- **Prompt**:
Copy the data. Keep every character as given.
::::
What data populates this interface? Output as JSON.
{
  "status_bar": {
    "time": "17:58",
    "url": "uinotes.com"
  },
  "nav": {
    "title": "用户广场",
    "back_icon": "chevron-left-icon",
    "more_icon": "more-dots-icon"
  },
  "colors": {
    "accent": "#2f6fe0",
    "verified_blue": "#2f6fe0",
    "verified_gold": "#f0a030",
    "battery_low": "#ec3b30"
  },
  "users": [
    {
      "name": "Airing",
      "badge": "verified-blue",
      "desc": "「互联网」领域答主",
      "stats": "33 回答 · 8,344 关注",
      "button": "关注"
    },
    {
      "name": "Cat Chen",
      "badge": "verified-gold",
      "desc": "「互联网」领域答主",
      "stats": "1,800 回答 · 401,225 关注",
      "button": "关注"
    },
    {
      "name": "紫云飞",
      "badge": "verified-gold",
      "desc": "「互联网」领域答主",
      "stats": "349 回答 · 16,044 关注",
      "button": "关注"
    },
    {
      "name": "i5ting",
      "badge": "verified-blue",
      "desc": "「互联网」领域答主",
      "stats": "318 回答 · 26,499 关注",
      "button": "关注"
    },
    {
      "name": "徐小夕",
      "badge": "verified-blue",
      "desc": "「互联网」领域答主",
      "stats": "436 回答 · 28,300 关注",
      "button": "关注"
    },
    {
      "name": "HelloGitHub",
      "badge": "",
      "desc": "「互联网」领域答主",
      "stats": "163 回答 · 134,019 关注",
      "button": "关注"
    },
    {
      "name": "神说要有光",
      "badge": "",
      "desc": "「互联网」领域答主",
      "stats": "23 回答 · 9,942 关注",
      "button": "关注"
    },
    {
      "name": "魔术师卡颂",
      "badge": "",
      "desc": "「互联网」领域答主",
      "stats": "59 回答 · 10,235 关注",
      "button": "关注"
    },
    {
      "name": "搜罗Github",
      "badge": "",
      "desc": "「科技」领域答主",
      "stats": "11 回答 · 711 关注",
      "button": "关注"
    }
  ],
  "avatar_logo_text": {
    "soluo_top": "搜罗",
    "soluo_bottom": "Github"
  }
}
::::
- **Answer for the task**:
What data populates this interface? Output as JSON.
{
  "status_bar": {
    "time": "17:58",
    "url": "uinotes.com"
  },
  "nav": {
    "title": "用户广场",
    "back_icon": "chevron-left-icon",
    "more_icon": "more-dots-icon"
  },
  "colors": {
    "accent": "#2f6fe0",
    "verified_blue": "#2f6fe0",
    "verified_gold": "#f0a030",
    "battery_low": "#ec3b30"
  },
  "users": [
    {
      "name": "Airing",
      "badge": "verified-blue",
      "desc": "「互联网」领域答主",
      "stats": "33 回答 · 8,344 关注",
      "button": "关注"
    },
    {
      "name": "Cat Chen",
      "badge": "verified-gold",
      "desc": "「互联网」领域答主",
      "stats": "1,800 回答 · 401,225 关注",
      "button": "关注"
    },
    {
      "name": "紫云飞",
      "badge": "verified-gold",
      "desc": "「互联网」领域答主",
      "stats": "349 回答 · 16,044 关注",
      "button": "关注"
    },
    {
      "name": "i5ting",
      "badge": "verified-blue",
      "desc": "「互联网」领域答主",
      "stats": "318 回答 · 26,499 关注",
      "button": "关注"
    },
    {
      "name": "徐小夕",
      "badge": "verified-blue",
      "desc": "「互联网」领域答主",
      "stats": "436 回答 · 28,300 关注",
      "button": "关注"
    },
    {
      "name": "HelloGitHub",
      "badge": "",
      "desc": "「互联网」领域答主",
      "stats": "163 回答 · 134,019 关注",
      "button": "关注"
    },
    {
      "name": "神说要有光",
      "badge": "",
      "desc": "「互联网」领域答主",
      "stats": "23 回答 · 9,942 关注",
      "button": "关注"
    },
    {
      "name": "魔术师卡颂",
      "badge": "",
      "desc": "「互联网」领域答主",
      "stats": "59 回答 · 10,235 关注",
      "button": "关注"
    },
    {
      "name": "搜罗Github",
      "badge": "",
      "desc": "「科技」领域答主",
      "stats": "11 回答 · 711 关注",
      "button": "关注"
    }
  ],
  "avatar_logo_text": {
    "soluo_top": "搜罗",
    "soluo_bottom": "Github"
  }
}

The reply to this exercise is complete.